**EXERCISE BRIEF**
Look through the material below. Copy each line that contains the string "Select".

**DATA**
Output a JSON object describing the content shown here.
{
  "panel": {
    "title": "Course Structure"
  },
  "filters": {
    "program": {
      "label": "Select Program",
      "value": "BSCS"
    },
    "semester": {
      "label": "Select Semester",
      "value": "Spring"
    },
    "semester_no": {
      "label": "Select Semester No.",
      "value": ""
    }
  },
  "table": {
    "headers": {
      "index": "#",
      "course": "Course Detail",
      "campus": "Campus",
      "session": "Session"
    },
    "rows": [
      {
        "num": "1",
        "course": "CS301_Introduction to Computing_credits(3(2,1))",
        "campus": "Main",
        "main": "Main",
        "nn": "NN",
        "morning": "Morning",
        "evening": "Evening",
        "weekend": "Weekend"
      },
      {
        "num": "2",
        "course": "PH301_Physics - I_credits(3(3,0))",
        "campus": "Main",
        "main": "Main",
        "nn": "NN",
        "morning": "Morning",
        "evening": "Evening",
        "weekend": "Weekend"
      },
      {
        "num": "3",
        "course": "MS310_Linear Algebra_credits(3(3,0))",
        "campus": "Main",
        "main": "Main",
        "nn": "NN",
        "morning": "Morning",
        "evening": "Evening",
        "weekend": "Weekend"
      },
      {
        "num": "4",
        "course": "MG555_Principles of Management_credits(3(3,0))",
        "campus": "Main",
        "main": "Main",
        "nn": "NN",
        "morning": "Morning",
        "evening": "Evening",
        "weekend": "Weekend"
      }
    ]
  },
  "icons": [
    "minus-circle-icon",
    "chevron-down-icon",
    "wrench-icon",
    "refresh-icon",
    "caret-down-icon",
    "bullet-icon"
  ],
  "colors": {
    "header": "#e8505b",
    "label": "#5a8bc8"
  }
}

**ANSWER FOR THIS EXERCISE**
      "label": "Select Program",
      "label": "Select Semester",
      "label": "Select Semester No.",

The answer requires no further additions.